While "kodkod" is the name for the animal in one of the indigenous languages of Chile, a variant of the Spanish name for the animal, "guiña", seems to be becoming more common of late in English, despite the obvious difficulty of spelling it correctly if you don't have a Spanish keyboard.
The woodlands where kodkods live are too far south to be considered tropical or subtropical and are often dominated by beech trees. A significant population lives on Chiloé, a partially forested island roughly the size of Corsica or Puerta Rico. These show some genetic divergence from their mainland kin, suggesting that they may predate the island being cut off around 7,000 years ago.
Even ignoring those, in more recent times, other groups may have become cut off from one another by the fragmentation of forest landscape as agriculture expands. Kodkods prefer more heavily forested areas, but they do remain active along the forest edge and are therefore able to use narrow connecting strips of woodland - for example along coasts - to retain some sort of contact with one another. Even so, and considering that it's the most geographically restricted of the New World cats to start with, its overall range is contracting and is likely to do so further if climate change intensifies.
Part of the reason kodkods need forest so much is that they do a lot of their hunting in the trees, rather than on the ground. Despite this, their primary prey seems to be rodents, rather than birds, although there is an obvious bias towards tree-climbing rodents, of which there are a number locally. This may well be because the birds tend to be diurnal, and are presumably able to place their nests on branches too small to bear the nocturnal cat's weight.

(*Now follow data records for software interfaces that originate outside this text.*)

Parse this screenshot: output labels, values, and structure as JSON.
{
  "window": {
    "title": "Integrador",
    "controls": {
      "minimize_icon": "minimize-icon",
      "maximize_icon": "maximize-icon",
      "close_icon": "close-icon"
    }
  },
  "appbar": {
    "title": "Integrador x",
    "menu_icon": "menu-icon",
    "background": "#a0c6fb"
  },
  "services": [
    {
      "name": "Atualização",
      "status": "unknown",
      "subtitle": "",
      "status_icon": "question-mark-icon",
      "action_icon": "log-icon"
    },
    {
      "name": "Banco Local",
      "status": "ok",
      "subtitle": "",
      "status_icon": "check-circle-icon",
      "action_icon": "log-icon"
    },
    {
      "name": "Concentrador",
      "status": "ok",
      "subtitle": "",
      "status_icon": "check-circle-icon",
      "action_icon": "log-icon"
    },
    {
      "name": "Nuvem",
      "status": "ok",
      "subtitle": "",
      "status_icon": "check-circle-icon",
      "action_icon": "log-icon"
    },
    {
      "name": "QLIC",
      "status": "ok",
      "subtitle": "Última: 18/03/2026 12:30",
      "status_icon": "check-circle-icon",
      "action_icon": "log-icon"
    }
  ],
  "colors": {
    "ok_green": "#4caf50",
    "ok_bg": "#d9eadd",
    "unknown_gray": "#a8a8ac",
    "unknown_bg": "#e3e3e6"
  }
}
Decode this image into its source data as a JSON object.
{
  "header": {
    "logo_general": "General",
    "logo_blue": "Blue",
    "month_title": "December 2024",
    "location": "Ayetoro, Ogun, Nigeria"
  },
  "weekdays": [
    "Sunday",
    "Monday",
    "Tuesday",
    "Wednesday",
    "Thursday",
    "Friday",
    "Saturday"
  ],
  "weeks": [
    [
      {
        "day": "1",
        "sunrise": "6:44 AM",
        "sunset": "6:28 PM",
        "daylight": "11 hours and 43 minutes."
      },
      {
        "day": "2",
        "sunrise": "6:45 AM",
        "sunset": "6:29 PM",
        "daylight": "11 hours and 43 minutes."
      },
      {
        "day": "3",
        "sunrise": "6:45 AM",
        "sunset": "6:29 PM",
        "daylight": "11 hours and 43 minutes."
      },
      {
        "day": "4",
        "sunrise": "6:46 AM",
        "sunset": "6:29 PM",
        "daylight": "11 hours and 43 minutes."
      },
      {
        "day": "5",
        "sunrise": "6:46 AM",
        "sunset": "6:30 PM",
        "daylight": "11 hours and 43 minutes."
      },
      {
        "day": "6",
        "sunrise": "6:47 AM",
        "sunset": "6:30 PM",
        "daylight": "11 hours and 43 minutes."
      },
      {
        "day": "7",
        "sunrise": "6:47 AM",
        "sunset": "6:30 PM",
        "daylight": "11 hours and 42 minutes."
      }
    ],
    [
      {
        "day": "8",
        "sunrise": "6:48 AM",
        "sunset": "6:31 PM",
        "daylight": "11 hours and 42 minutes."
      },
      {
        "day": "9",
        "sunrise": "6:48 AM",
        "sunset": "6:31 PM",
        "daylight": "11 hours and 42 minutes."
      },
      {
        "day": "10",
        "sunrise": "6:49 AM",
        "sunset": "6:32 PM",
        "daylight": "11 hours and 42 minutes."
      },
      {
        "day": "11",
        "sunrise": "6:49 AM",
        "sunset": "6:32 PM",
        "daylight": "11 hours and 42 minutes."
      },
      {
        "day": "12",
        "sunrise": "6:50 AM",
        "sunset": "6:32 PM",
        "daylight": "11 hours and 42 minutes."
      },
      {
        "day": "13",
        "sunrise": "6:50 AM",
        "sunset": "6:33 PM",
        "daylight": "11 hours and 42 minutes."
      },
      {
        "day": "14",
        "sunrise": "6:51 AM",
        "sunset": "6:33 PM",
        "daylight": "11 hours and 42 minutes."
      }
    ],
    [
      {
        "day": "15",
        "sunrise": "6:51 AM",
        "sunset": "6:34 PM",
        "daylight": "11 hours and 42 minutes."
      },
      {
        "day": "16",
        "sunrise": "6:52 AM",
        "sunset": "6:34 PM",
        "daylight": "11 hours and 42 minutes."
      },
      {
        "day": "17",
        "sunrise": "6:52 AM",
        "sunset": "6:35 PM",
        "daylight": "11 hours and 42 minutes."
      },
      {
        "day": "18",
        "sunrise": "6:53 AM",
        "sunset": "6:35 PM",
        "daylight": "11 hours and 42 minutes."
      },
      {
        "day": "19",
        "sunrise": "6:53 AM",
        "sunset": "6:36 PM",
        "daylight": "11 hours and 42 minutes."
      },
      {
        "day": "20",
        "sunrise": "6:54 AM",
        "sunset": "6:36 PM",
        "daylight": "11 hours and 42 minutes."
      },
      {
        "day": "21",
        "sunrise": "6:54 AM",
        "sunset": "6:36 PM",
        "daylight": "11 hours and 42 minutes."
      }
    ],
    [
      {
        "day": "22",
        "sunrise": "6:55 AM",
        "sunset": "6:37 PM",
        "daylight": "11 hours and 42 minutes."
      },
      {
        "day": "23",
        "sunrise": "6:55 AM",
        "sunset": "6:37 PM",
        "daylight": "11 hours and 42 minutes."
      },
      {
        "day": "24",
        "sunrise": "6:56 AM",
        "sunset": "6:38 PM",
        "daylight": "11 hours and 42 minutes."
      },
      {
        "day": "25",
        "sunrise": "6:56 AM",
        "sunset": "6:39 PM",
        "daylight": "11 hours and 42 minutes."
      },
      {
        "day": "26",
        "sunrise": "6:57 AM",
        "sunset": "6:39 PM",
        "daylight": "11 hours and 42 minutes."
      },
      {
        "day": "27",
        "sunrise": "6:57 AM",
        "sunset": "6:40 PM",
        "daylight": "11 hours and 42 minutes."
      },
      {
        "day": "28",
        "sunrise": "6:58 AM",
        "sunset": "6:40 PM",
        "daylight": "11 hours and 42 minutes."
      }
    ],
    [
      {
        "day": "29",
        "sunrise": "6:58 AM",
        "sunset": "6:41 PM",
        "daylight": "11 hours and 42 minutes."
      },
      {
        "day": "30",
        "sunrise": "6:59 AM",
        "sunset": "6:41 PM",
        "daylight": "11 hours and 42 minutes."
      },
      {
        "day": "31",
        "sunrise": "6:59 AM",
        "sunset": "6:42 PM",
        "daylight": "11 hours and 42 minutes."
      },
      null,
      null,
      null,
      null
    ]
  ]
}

With the possible exception of the adaptable Geoffroy's cat, all of the above species are, like the ocelot and margay, tied to forest environments of one sort or another. But the Leopardus group of South American cats also includes some species that actively prefer open space. It is to those that I will turn next time.